- Directions for this task -
Output the listing below exactly, minus its images.

- Provided entries -
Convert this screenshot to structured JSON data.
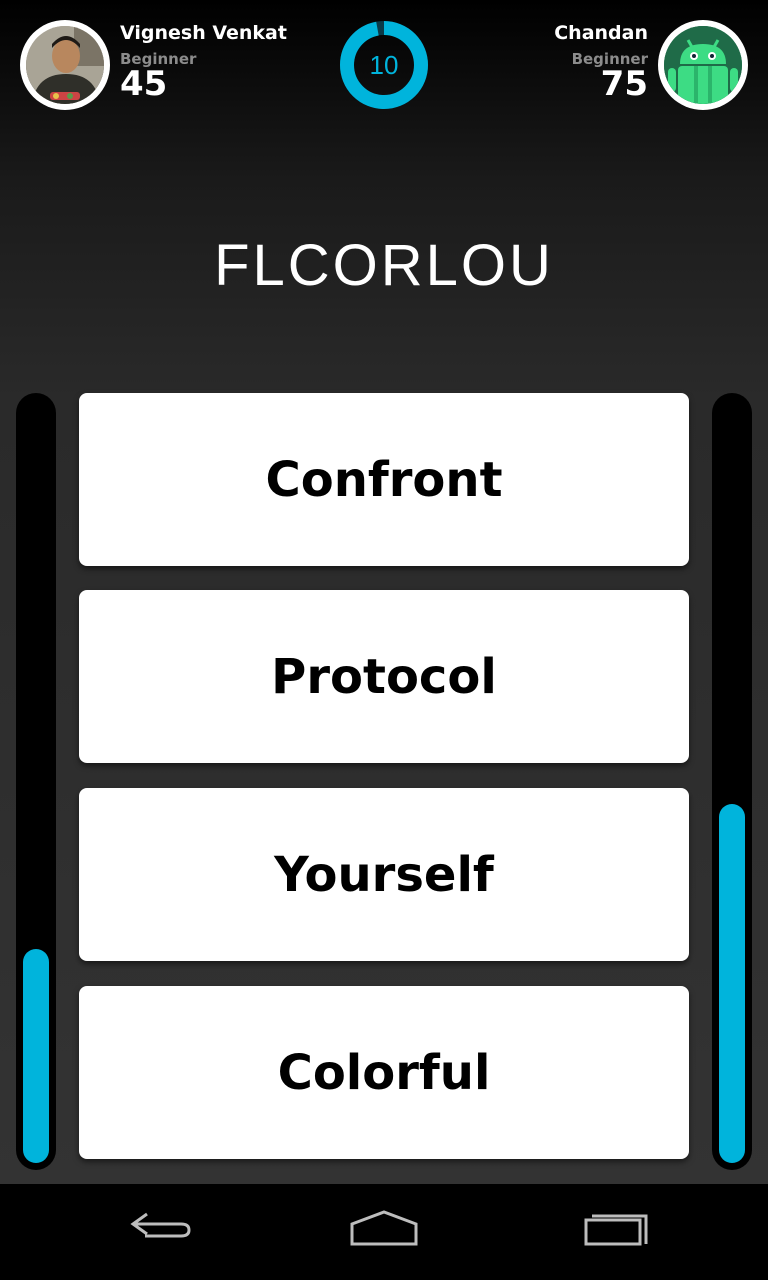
{
  "players": {
    "left": {
      "name": "Vignesh Venkat",
      "level": "Beginner",
      "score": "45",
      "progress": 0.28
    },
    "right": {
      "name": "Chandan",
      "level": "Beginner",
      "score": "75",
      "progress": 0.47
    }
  },
  "timer": {
    "value": "10",
    "remaining_fraction": 0.97
  },
  "puzzle": {
    "scrambled_word": "FLCORLOU"
  },
  "options": [
    "Confront",
    "Protocol",
    "Yourself",
    "Colorful"
  ],
  "colors": {
    "accent": "#00b4dc",
    "card": "#ffffff",
    "meter_track": "#000000"
  },
  "navbar": {
    "icons": [
      "back-icon",
      "home-icon",
      "recent-apps-icon"
    ]
  }
}
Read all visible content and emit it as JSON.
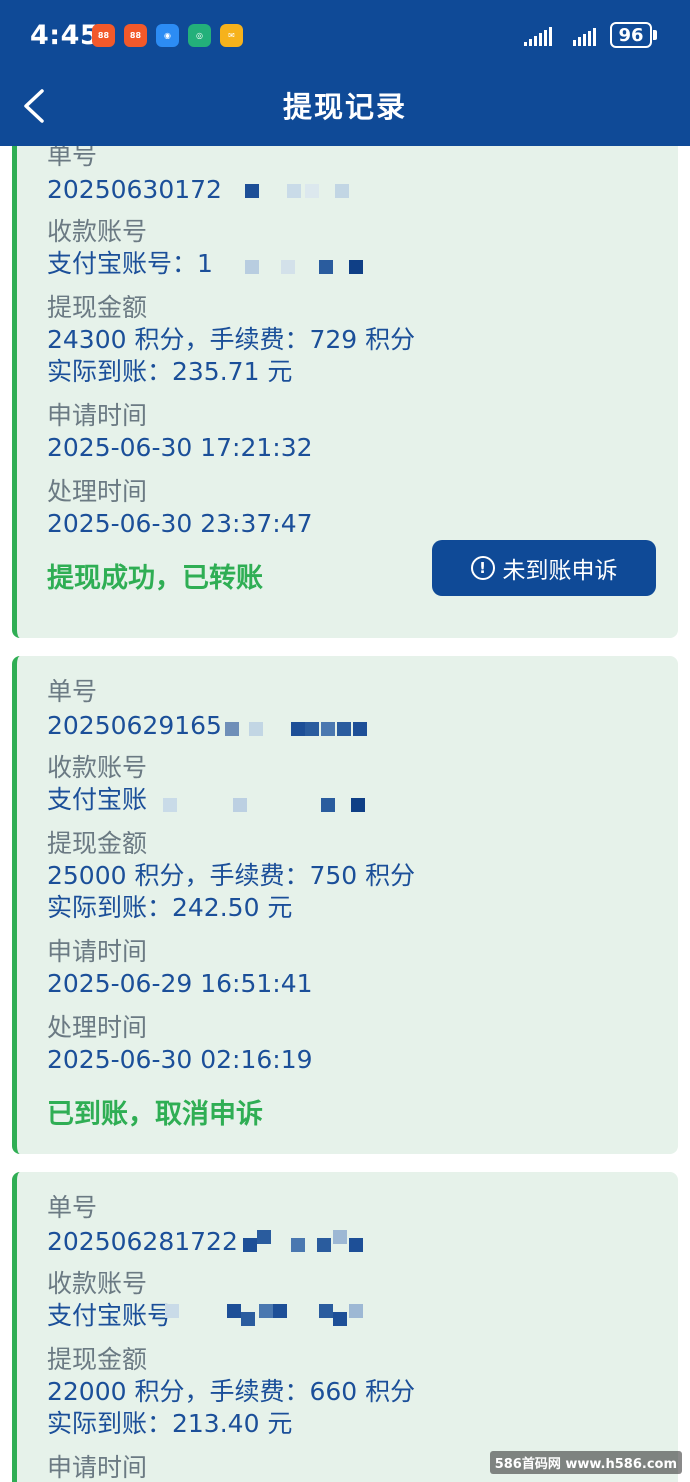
{
  "status_bar": {
    "time": "4:45",
    "battery": "96",
    "network": "5G"
  },
  "header": {
    "title": "提现记录"
  },
  "colors": {
    "header_bg": "#0f4a97",
    "card_bg": "#e6f2ea",
    "accent_green": "#2fae54",
    "value_blue": "#1b4f99"
  },
  "records": [
    {
      "order_label": "单号",
      "order_no": "20250630172",
      "account_label": "收款账号",
      "account": "支付宝账号：1",
      "amount_label": "提现金额",
      "amount": "24300 积分，手续费：729 积分",
      "received": "实际到账：235.71 元",
      "apply_label": "申请时间",
      "apply_time": "2025-06-30 17:21:32",
      "process_label": "处理时间",
      "process_time": "2025-06-30 23:37:47",
      "status": "提现成功，已转账",
      "appeal_button": "未到账申诉"
    },
    {
      "order_label": "单号",
      "order_no": "20250629165",
      "account_label": "收款账号",
      "account": "支付宝账",
      "amount_label": "提现金额",
      "amount": "25000 积分，手续费：750 积分",
      "received": "实际到账：242.50 元",
      "apply_label": "申请时间",
      "apply_time": "2025-06-29 16:51:41",
      "process_label": "处理时间",
      "process_time": "2025-06-30 02:16:19",
      "status": "已到账，取消申诉"
    },
    {
      "order_label": "单号",
      "order_no": "202506281722",
      "account_label": "收款账号",
      "account": "支付宝账号",
      "amount_label": "提现金额",
      "amount": "22000 积分，手续费：660 积分",
      "received": "实际到账：213.40 元",
      "apply_label": "申请时间"
    }
  ],
  "watermark": "586首码网 www.h586.com"
}
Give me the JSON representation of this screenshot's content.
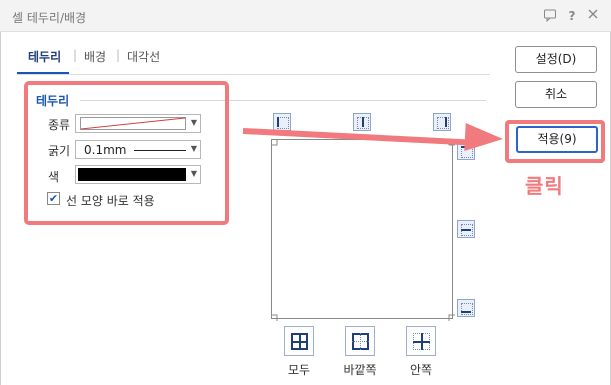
{
  "window": {
    "title": "셀 테두리/배경",
    "icons": [
      "chat-icon",
      "help-icon",
      "close-icon"
    ]
  },
  "tabs": [
    {
      "label": "테두리",
      "active": true
    },
    {
      "label": "배경",
      "active": false
    },
    {
      "label": "대각선",
      "active": false
    }
  ],
  "border_group": {
    "title": "테두리",
    "type_label": "종류",
    "thickness_label": "굵기",
    "thickness_value": "0.1mm",
    "color_label": "색",
    "color_value": "#000000",
    "apply_checkbox_label": "선 모양 바로 적용",
    "apply_checkbox_checked": true
  },
  "preset_buttons": [
    {
      "label": "모두",
      "icon": "all-borders-icon"
    },
    {
      "label": "바깥쪽",
      "icon": "outer-borders-icon"
    },
    {
      "label": "안쪽",
      "icon": "inner-borders-icon"
    }
  ],
  "side_buttons": {
    "settings": "설정(D)",
    "cancel": "취소",
    "apply": "적용(9)"
  },
  "annotation": {
    "callout_text": "클릭",
    "highlight_color": "#f07a7d"
  },
  "colors": {
    "accent": "#1a56b3",
    "annotation": "#f07a7d"
  }
}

- Written solution -
Convert this screenshot to structured JSON data.
{
  "players": {
    "left": {
      "name": "Vignesh Venkat",
      "level": "Beginner",
      "score": "45",
      "progress": 0.28
    },
    "right": {
      "name": "Chandan",
      "level": "Beginner",
      "score": "75",
      "progress": 0.47
    }
  },
  "timer": {
    "value": "10",
    "remaining_fraction": 0.97
  },
  "puzzle": {
    "scrambled_word": "FLCORLOU"
  },
  "options": [
    "Confront",
    "Protocol",
    "Yourself",
    "Colorful"
  ],
  "colors": {
    "accent": "#00b4dc",
    "card": "#ffffff",
    "meter_track": "#000000"
  },
  "navbar": {
    "icons": [
      "back-icon",
      "home-icon",
      "recent-apps-icon"
    ]
  }
}
Read all visible content and emit it as JSON.
{
  "status_bar": {
    "time": "4:45",
    "battery": "96",
    "network": "5G"
  },
  "header": {
    "title": "提现记录"
  },
  "colors": {
    "header_bg": "#0f4a97",
    "card_bg": "#e6f2ea",
    "accent_green": "#2fae54",
    "value_blue": "#1b4f99"
  },
  "records": [
    {
      "order_label": "单号",
      "order_no": "20250630172",
      "account_label": "收款账号",
      "account": "支付宝账号：1",
      "amount_label": "提现金额",
      "amount": "24300 积分，手续费：729 积分",
      "received": "实际到账：235.71 元",
      "apply_label": "申请时间",
      "apply_time": "2025-06-30 17:21:32",
      "process_label": "处理时间",
      "process_time": "2025-06-30 23:37:47",
      "status": "提现成功，已转账",
      "appeal_button": "未到账申诉"
    },
    {
      "order_label": "单号",
      "order_no": "20250629165",
      "account_label": "收款账号",
      "account": "支付宝账",
      "amount_label": "提现金额",
      "amount": "25000 积分，手续费：750 积分",
      "received": "实际到账：242.50 元",
      "apply_label": "申请时间",
      "apply_time": "2025-06-29 16:51:41",
      "process_label": "处理时间",
      "process_time": "2025-06-30 02:16:19",
      "status": "已到账，取消申诉"
    },
    {
      "order_label": "单号",
      "order_no": "202506281722",
      "account_label": "收款账号",
      "account": "支付宝账号",
      "amount_label": "提现金额",
      "amount": "22000 积分，手续费：660 积分",
      "received": "实际到账：213.40 元",
      "apply_label": "申请时间"
    }
  ],
  "watermark": "586首码网 www.h586.com"
}
Give me the JSON representation of this screenshot's content.
{
  "window": {
    "title": "셀 테두리/배경",
    "icons": [
      "chat-icon",
      "help-icon",
      "close-icon"
    ]
  },
  "tabs": [
    {
      "label": "테두리",
      "active": true
    },
    {
      "label": "배경",
      "active": false
    },
    {
      "label": "대각선",
      "active": false
    }
  ],
  "border_group": {
    "title": "테두리",
    "type_label": "종류",
    "thickness_label": "굵기",
    "thickness_value": "0.1mm",
    "color_label": "색",
    "color_value": "#000000",
    "apply_checkbox_label": "선 모양 바로 적용",
    "apply_checkbox_checked": true
  },
  "preset_buttons": [
    {
      "label": "모두",
      "icon": "all-borders-icon"
    },
    {
      "label": "바깥쪽",
      "icon": "outer-borders-icon"
    },
    {
      "label": "안쪽",
      "icon": "inner-borders-icon"
    }
  ],
  "side_buttons": {
    "settings": "설정(D)",
    "cancel": "취소",
    "apply": "적용(9)"
  },
  "annotation": {
    "callout_text": "클릭",
    "highlight_color": "#f07a7d"
  },
  "colors": {
    "accent": "#1a56b3",
    "annotation": "#f07a7d"
  }
}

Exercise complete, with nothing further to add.